5. 43.g4 instead of 43.Kf3 - I think that from this point the White team start loosing her advantage. although I feel that at best continueation Black has draw.
|Nov-04-08|| ||zanshin: <The Chess Express: <ronpaz1> Well, <zanshin>’s Rybka 3 seems to think that 22. Rc1 is best. I’d like to see Rybka’s best line after 22…Nf7.>|
<TCE> After 22...Nf7:
click for larger view
Up to 19-ply, <23.Nf2> was leading, but then,
<23. g3 Bc6 24. Nf2 h5 25. Ra1 Ba4 26. Ra2 Qd8 27. Nh3 Qd7 28. Qe2 b6 29. Bg2 Qd6 30. Re1 [d=20; +0.08 Rybka 3 w32]>
|Nov-04-08|| ||The Chess Express: <zanshin> Thanks, I would probably prefer 23. Nf2 with ideas of playing g4 or Ng4. 23. g4 may be possible. Rybka 3 played a little too computer like in the line you gave.|
|Nov-07-08|| ||ronpaz1: Thanks <zanshin>
1. it is interesting that the same position in the line you gave (22.Rc1 Nf7 23. g3 Bc6 24. Nf2 h5 25. Ra1 Ba4 26. Ra2) can be reached by 22.Ra2 Nf7 23.Nf2 h5 24.g3 Bc6 with the difference that in the second case it is White to move!
2. after 22.Rc1 Nf7 23. g3 Bc6 24. Nf2 h5 25. Ra1 the only active plan for black, which I can think of, is 25...Qd8 (Qc7 or Qb6 also possible) and then 26...b5 27...a5 with the idea b4. I wonder if Rybka consider this plane and what is the evaluation of it?
|Nov-07-08|| ||zanshin: <ronpaz1> after 22.Rc1 Nf7 23. g3 Bc6 24. Nf2 h5 25. Ra1:|
click for larger view
[+0.11] d=19 25...Qa4 26.Ra2 Qa5 27.Bg2 N7d6 28.Qe5 Nf7 29.Qe2 (4:13.34)
[+0.11] d=18 25...Ba4 26.Ra2 Bc6 27.Bg2 N7d6 28.Qe5 Nf7 29.Qe2 (3:48.58)
[+0.11] d=18 25...N7d6 26.Nh3 Ba4 27.Ra2 Nf7 28.Bg2 Bc6 29.Qe2 Qa4 30.Bf3 Qa5 31.Bg2 Qa4 32.Bf3 Qa5 33.Bg2 Qa4 34.Bf3 Qa5 35.Bg2 Qa4 36.Bf3 Qa5 37.Bg2 Qa4 38.Bf3 Qa5 39.Bg2 Qa4 40.Bf3 Qa5 (3:51.00)
[+0.11] d=18 25...Bd7 26.Qe2 Ba4 27.Ra2 Qd8 28.Re1 Qa5 29.Nh3 Bc6 30.Bg2 Qa4 31.Rb1 b5 32.Ng5 (3:59.20)
|Nov-08-08|| ||ronpaz1: Thanks <zanshin>
it seems to me that Rybka doesn't have any plan for both sides :)
probably this position is hard for computers to deal with.
|Nov-09-08|| ||zanshin: <ronpaz1: it seems to me that Rybka doesn't have any plan for both sides :)>|
That pretty much sums things up ;-)
|Nov-09-08|| ||Stonehenge: From page 295, if 30...Kh7 31.Nf3 would have been played.|
<<What does 31...Rc8 do there to make progress?

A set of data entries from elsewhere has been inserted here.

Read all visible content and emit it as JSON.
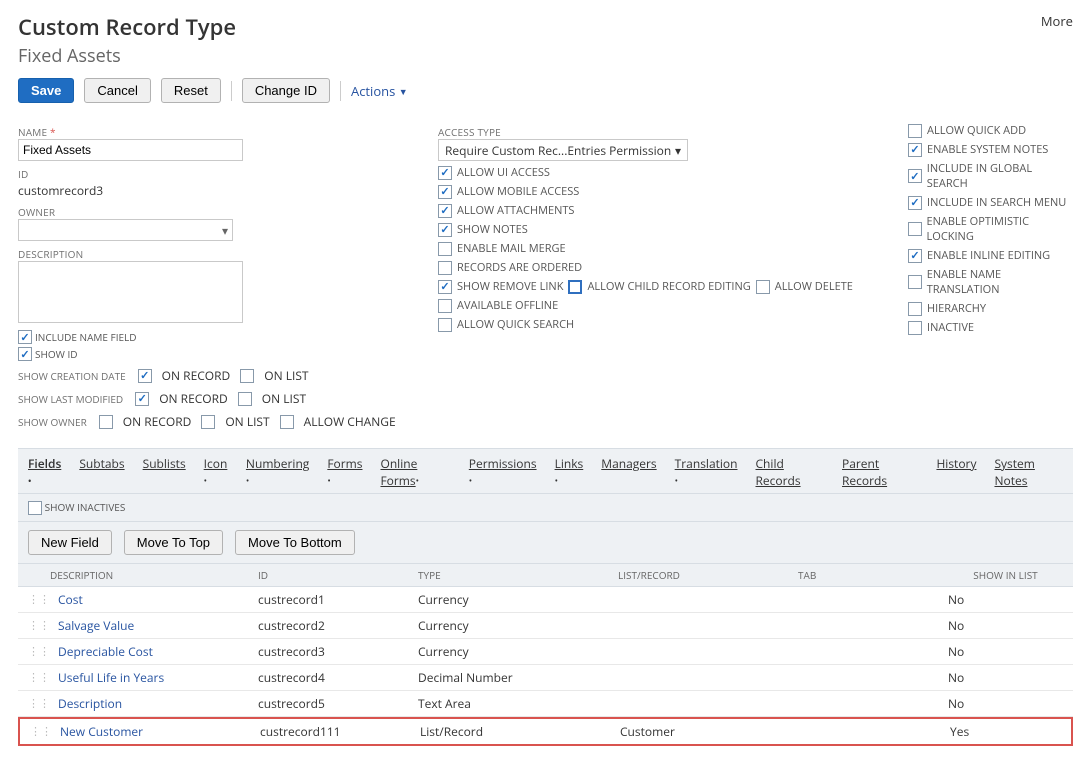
{
  "header": {
    "title": "Custom Record Type",
    "subtitle": "Fixed Assets",
    "more": "More"
  },
  "buttons": {
    "save": "Save",
    "cancel": "Cancel",
    "reset": "Reset",
    "change_id": "Change ID",
    "actions": "Actions"
  },
  "left": {
    "name_lbl": "NAME",
    "name_val": "Fixed Assets",
    "id_lbl": "ID",
    "id_val": "customrecord3",
    "owner_lbl": "OWNER",
    "desc_lbl": "DESCRIPTION",
    "include_name": "INCLUDE NAME FIELD",
    "show_id": "SHOW ID",
    "scd_lbl": "SHOW CREATION DATE",
    "slm_lbl": "SHOW LAST MODIFIED",
    "so_lbl": "SHOW OWNER",
    "on_record": "ON RECORD",
    "on_list": "ON LIST",
    "allow_change": "ALLOW CHANGE"
  },
  "mid": {
    "access_lbl": "ACCESS TYPE",
    "access_val": "Require Custom Rec...Entries Permission",
    "items": [
      {
        "label": "ALLOW UI ACCESS",
        "on": true
      },
      {
        "label": "ALLOW MOBILE ACCESS",
        "on": true
      },
      {
        "label": "ALLOW ATTACHMENTS",
        "on": true
      },
      {
        "label": "SHOW NOTES",
        "on": true
      },
      {
        "label": "ENABLE MAIL MERGE",
        "on": false
      },
      {
        "label": "RECORDS ARE ORDERED",
        "on": false
      }
    ],
    "srl": "SHOW REMOVE LINK",
    "acre": "ALLOW CHILD RECORD EDITING",
    "allow_delete": "ALLOW DELETE",
    "avail_offline": "AVAILABLE OFFLINE",
    "quick_search": "ALLOW QUICK SEARCH"
  },
  "right": {
    "items": [
      {
        "label": "ALLOW QUICK ADD",
        "on": false
      },
      {
        "label": "ENABLE SYSTEM NOTES",
        "on": true
      },
      {
        "label": "INCLUDE IN GLOBAL SEARCH",
        "on": true
      },
      {
        "label": "INCLUDE IN SEARCH MENU",
        "on": true
      },
      {
        "label": "ENABLE OPTIMISTIC LOCKING",
        "on": false
      },
      {
        "label": "ENABLE INLINE EDITING",
        "on": true
      },
      {
        "label": "ENABLE NAME TRANSLATION",
        "on": false
      },
      {
        "label": "HIERARCHY",
        "on": false
      },
      {
        "label": "INACTIVE",
        "on": false
      }
    ]
  },
  "subtabs": [
    "Fields",
    "Subtabs",
    "Sublists",
    "Icon",
    "Numbering",
    "Forms",
    "Online Forms",
    "Permissions",
    "Links",
    "Managers",
    "Translation",
    "Child Records",
    "Parent Records",
    "History",
    "System Notes"
  ],
  "subtab_dots": {
    "Fields": true,
    "Icon": true,
    "Numbering": true,
    "Forms": true,
    "Online Forms": true,
    "Permissions": true,
    "Links": true,
    "Translation": true
  },
  "show_inactives": "SHOW INACTIVES",
  "grid_buttons": {
    "new": "New Field",
    "top": "Move To Top",
    "bottom": "Move To Bottom"
  },
  "columns": {
    "desc": "DESCRIPTION",
    "id": "ID",
    "type": "TYPE",
    "lr": "LIST/RECORD",
    "tab": "TAB",
    "sil": "SHOW IN LIST"
  },
  "rows": [
    {
      "desc": "Cost",
      "id": "custrecord1",
      "type": "Currency",
      "lr": "",
      "tab": "",
      "sil": "No",
      "hl": false
    },
    {
      "desc": "Salvage Value",
      "id": "custrecord2",
      "type": "Currency",
      "lr": "",
      "tab": "",
      "sil": "No",
      "hl": false
    },
    {
      "desc": "Depreciable Cost",
      "id": "custrecord3",
      "type": "Currency",
      "lr": "",
      "tab": "",
      "sil": "No",
      "hl": false
    },
    {
      "desc": "Useful Life in Years",
      "id": "custrecord4",
      "type": "Decimal Number",
      "lr": "",
      "tab": "",
      "sil": "No",
      "hl": false
    },
    {
      "desc": "Description",
      "id": "custrecord5",
      "type": "Text Area",
      "lr": "",
      "tab": "",
      "sil": "No",
      "hl": false
    },
    {
      "desc": "New Customer",
      "id": "custrecord111",
      "type": "List/Record",
      "lr": "Customer",
      "tab": "",
      "sil": "Yes",
      "hl": true
    }
  ]
}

It undoubles the rook onto a pretty closed file. If this is the best move we can make in that position, I really hope that line doesn't win the votes.> The idea is Rc8-c6-a6. Attacking the a pawn (after our bishop has gone to d7 or e8), defending e6 and defending d6 (for our knight)>.
I still wonder if that was a good idea or not.
|Nov-22-08|| ||popski: OK CG, that's already boring, we don't have anything more to say about this game... Let's play another one! :)|
< Earlier Kibitzing · PAGE 459 OF 460 ·